If you are new to cooking (or even not-so-new) the overwhelming task of deciphering a recipe can be as daunting as learning a foreign language. There’s braising and poaching, steaming and frying, roasting and grilling and en papillote? Wait, that’s an actual foreign language. What does it all mean and what cooking technique are we suppose to use and when?
Let's explore the world of complete cooking techniques!
When I teach baking classes I don’t teach my students how to follow a recipe, but rather I show them how the ingredients work and interact with one another. That way, they control the recipe instead of letting the recipe control them. The same is true for cooking techniques. When you understand the language and what each of these techniques do, you are able to roast a chicken for crisped skin or braise a tough pork shoulder into tender submission.
This is only the beginning, we could talk for days on the complete cooking techniques and terms but we have to start somewhere and this is a very good place to start.
Roasting is a dry-heat form of cooking. It uses hot air to cook meat, vegetables or fruit. This dry heat creates browning in the form of caramelization of the natural sugars or through the Maillard reaction . Roasting is what gives chicken a crisped, richly flavored skin and tender interior. It intensifies the sweetness of fruit and crisps of vegetables while making them sweet and tender.
Try roasting strawberries with sugar and a bit of lemon to create a deeply flavored jam. Or roast a large tray of vegetables before blending them with stock to make a rich and healthful soup.
Braising uses a moist-heat to turn tough cuts of meat into a tender and flavorful dinner. Food is cooked at a low temperature partially submerge in a liquid (wine, stock, cream, etc.) slowly. Braising is not just for meat, however. Have you ever had brussels sprouts braised in cream? It’s one of the best ways I know how to convince the most die-hard brussels haters that they actually do enjoy this often loathed vegetable. Braising can be done in the oven or on the stove-top.
This is a very delicate way to cook. It involves a liquid (water, stock, etc.) gently simmering below the food; the food is elevated above, and the hot steam produced from the bubbling liquid tenderly cooks the food. This technique is very healthful as there is no additional fat used for cooking. It’s often used in asian cuisines. Fish takes to this method beautifully.
Blanching involves a quick plunge into boiling water until whatever you are cooking is just cooked or partially cooked, and then immediately submerging the product in ice cold water in order to stop the cooking process. This is done often with vegetables to preserve the color and shape.
Is French for "in parchment." The Italians say, al cartoccio for this method of cooking in which you fold up your food, like a little package, in parchment paper. The package is then baked. This technique is often used with delicate fish and other fragrant ingredients are added like herbs or lemon. Within the little parchment bundle a gentle, moist heat is created which then steams whatever is inside.

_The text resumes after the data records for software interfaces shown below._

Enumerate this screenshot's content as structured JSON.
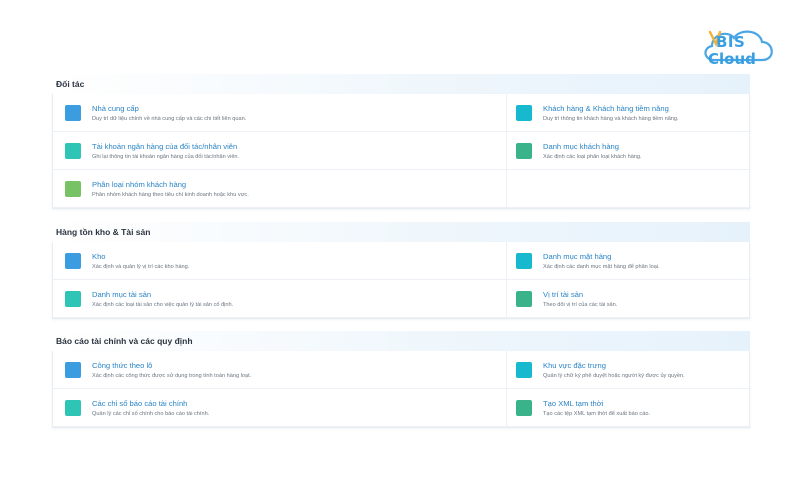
{
  "logo": {
    "line1": "BIS",
    "line2": "Cloud"
  },
  "sections": [
    {
      "title": "Đối tác",
      "items": [
        {
          "title": "Nhà cung cấp",
          "desc": "Duy trì dữ liệu chính về nhà cung cấp và các chi tiết liên quan.",
          "icon": "blue-square-icon",
          "color": "#3b9de0"
        },
        {
          "title": "Khách hàng & Khách hàng tiềm năng",
          "desc": "Duy trì thông tin khách hàng và khách hàng tiềm năng.",
          "icon": "cyan-square-icon",
          "color": "#17b9cf"
        },
        {
          "title": "Tài khoản ngân hàng của đối tác/nhân viên",
          "desc": "Ghi lại thông tin tài khoản ngân hàng của đối tác/nhân viên.",
          "icon": "teal-square-icon",
          "color": "#2ec4b6"
        },
        {
          "title": "Danh mục khách hàng",
          "desc": "Xác định các loại phân loại khách hàng.",
          "icon": "green-square-icon",
          "color": "#3bb38a"
        },
        {
          "title": "Phân loại nhóm khách hàng",
          "desc": "Phân nhóm khách hàng theo tiêu chí kinh doanh hoặc khu vực.",
          "icon": "lime-square-icon",
          "color": "#77c265"
        }
      ]
    },
    {
      "title": "Hàng tồn kho & Tài sản",
      "items": [
        {
          "title": "Kho",
          "desc": "Xác định và quản lý vị trí các kho hàng.",
          "icon": "blue-square-icon",
          "color": "#3b9de0"
        },
        {
          "title": "Danh mục mặt hàng",
          "desc": "Xác định các danh mục mặt hàng để phân loại.",
          "icon": "cyan-square-icon",
          "color": "#17b9cf"
        },
        {
          "title": "Danh mục tài sản",
          "desc": "Xác định các loại tài sản cho việc quản lý tài sản cố định.",
          "icon": "teal-square-icon",
          "color": "#2ec4b6"
        },
        {
          "title": "Vị trí tài sản",
          "desc": "Theo dõi vị trí của các tài sản.",
          "icon": "green-square-icon",
          "color": "#3bb38a"
        }
      ]
    },
    {
      "title": "Báo cáo tài chính và các quy định",
      "items": [
        {
          "title": "Công thức theo lô",
          "desc": "Xác định các công thức được sử dụng trong tính toán hàng loạt.",
          "icon": "blue-square-icon",
          "color": "#3b9de0"
        },
        {
          "title": "Khu vực đặc trưng",
          "desc": "Quản lý chữ ký phê duyệt hoặc người ký được ủy quyền.",
          "icon": "cyan-square-icon",
          "color": "#17b9cf"
        },
        {
          "title": "Các chỉ số báo cáo tài chính",
          "desc": "Quản lý các chỉ số chính cho báo cáo tài chính.",
          "icon": "teal-square-icon",
          "color": "#2ec4b6"
        },
        {
          "title": "Tạo XML tạm thời",
          "desc": "Tạo các tệp XML tạm thời để xuất báo cáo.",
          "icon": "green-square-icon",
          "color": "#3bb38a"
        }
      ]
    }
  ]
}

This technique makes a lovely presentation when you present the bundled up package at the table then carefully open it up allowing the aroma to entice your guests before they descend on the perfectly cooked food inside.
Broiling uses dry, direct heat to sear or deeply caramelize whatever you are cooking. Often, I’ll use this technique at the end of roasting if, say, my carrots are tender, but I want a bit more char. Move the oven rack up to the top third of the oven, and turn the broiler to high to get a quick, final sear that adds more depth of flavor and textural contrast in the dish.
This is a technique most often done on the stove in which fruit, vegetables, meat or eggs are gently submerged and cooked in a liquid (water, stock, juice, wine, etc.). Think peaches tenderly bathed in simmering cinnamon scented muscat then served warm, over vanilla ice cream.